When It Comes To Innovation, "When" Is Just As Important As "What".
So what is the problem? Microsoft seems to be pumping out versions of Silverlight at about the same pace that Google is releasing Chrome. Why can’t they do this with Internet Explorer? Some people have proposed nefarious plots about Microsoft dragging their feet in order to hold back the internet, but alas, I am a firm believer in Hanlon’s razor. You see, the problem isn’t that Microsoft still believes that they can single handedly hold back the internet. I would be willing to be that it is a much more boring explanation in real life, and that explanation is manifold:
- They are shackled by enough technical debt to fill the grand canyon. IE is 15 years old, and the codebase was probably hacked together by hundreds of developers in the late 90’s. Since the newer versions of IE share a ton of the same rendering bugs and other issues that earlier versions of IE had, it seems that they have not rewritten it. This technical debt is probably forcing them to invest way more resources than they want to, and while they are making strides, they aren’t seeing the rapid innovation that some of the other browsers are seeing. Do you honestly think that they haven’t developed features like an easy plug-in model for IE just because they don’t want to?
- They are still releasing Internet Explorer like a boxed product. Now I agree that they might not have the drive to implement new features and standards that the other browser makers do, but Microsoft is about pleasing customers, and if customers demand it, they will build it. And part of this might lead back to their technical debt. Maybe the process of modifying, build, packaging, and releasing a copy of IE is just so high, that the resources required for them to release more often is simply too much for them to shoulder. One thing I can tell you though, is if they are releasing on two and a half year timelines, they are probably designing most of this stuff up front. And guess what, they don’t know what customers want two and a half years from now!
- IE is still tied to operating systems that haven’t been end-of-lifed. You wonder why Microsoft still supports IE6? It isn’t because they love torturing developers and designers, it is because IE6 shipped with Windows XP. Windows XP is still in extended support. Microsoft works with their customers, and many corporate customers built applications around IE6 and they need support for it. Windows XP extended support ends in 2014, but let’s hope that IE6 is gone by then. As for why doesn’t Microsoft just force IE6 to be upgraded through Windows Update… well, Microsoft is damned if they do and damned if they don’t at this point. If Microsoft forced a rollout of IE6 you would have half the crowd screaming about losing control and the other half cheering loudly. I honestly believe that people who want a better browser experience, or who know what a browser is, have already upgraded.
As you might know, I’m a Microsoft guy, not a Microsoft hater… but I am also not a blind follower. And I am certainly not an Internet Explorer fan.

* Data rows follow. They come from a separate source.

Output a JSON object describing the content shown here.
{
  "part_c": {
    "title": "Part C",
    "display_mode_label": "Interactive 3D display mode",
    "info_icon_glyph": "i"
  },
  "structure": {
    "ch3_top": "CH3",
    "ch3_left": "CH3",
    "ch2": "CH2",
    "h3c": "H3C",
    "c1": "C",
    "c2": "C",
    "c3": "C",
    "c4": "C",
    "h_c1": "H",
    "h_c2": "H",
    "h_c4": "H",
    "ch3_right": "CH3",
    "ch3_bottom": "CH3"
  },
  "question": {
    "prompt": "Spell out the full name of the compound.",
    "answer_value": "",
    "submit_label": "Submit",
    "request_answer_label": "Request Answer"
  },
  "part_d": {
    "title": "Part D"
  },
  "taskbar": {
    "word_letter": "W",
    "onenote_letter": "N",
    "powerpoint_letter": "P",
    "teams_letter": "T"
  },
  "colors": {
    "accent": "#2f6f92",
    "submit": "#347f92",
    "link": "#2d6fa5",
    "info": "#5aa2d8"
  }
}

I believe that Microsoft knows they have problems with IE, and I believe that they are committed to fixing most of them. But instead of promising support for new features in versions of IE that are years away, I think that Microsoft needs to make a firm commitment to start releasing a new version of IE every year and keep iterating until they have a competitive browser again that isn’t holding back the internet. Then, and only then, will IE let the web move forward. So you see, the Internet isn’t being held hostage, it is merely lumbering along at the pace of it’s largest player.Previous Post Next Post